Can Water Explode in a Microwave?
Microwaves heat food by exciting water molecules. Since water molecules are asymmetrical, they rub together when excited, and the resulting friction produces the heat that cooks the food. Symmetrical molecules generate significantly less friction when excited by microwave radiation, which is why microwaved food can be hot while the outer edge of the plate remains relatively cool. As water reaches the boiling point (212º F, 100º C at sea level), bubbles form as the liquid converts to steam. When water is heated in a smooth vessel in a microwave, there is no place for bubbles to form. The water continues to heat beyond the boiling point without actually boiling, in a phenomenon known as superheating.
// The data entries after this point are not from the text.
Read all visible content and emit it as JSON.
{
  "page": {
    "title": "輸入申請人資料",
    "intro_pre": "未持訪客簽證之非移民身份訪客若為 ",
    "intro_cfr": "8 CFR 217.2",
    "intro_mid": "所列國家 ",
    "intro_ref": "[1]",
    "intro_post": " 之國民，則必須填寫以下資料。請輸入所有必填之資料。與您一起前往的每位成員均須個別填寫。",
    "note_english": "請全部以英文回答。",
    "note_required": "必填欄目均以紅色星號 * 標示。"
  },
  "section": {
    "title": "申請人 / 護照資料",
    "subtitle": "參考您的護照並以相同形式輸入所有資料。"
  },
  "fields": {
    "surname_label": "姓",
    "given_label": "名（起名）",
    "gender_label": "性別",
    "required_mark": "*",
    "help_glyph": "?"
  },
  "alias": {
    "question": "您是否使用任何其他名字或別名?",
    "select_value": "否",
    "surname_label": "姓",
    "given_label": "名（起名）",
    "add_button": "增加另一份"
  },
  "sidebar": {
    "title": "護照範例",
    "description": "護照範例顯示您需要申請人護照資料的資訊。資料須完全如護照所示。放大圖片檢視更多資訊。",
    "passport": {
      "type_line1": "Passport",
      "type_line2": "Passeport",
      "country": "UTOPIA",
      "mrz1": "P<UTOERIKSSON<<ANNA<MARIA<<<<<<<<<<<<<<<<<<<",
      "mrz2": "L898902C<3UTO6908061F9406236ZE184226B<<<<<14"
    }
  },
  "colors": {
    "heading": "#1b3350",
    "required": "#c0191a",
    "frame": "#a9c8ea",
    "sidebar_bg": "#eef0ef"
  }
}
If the water is then agitated (as by putting a spoon into the cup, for instance) bubbles will immediately form and the water will boil instantaneously. Since liquids expand as they convert to gases, this means that the water will "erupt," possibly causing severe burns. To more safely boil water in a microwave, place a wooden skewer or bamboo chopstick in the water before microwaving. This will give bubbles a place to form so that the water can boil without superheating.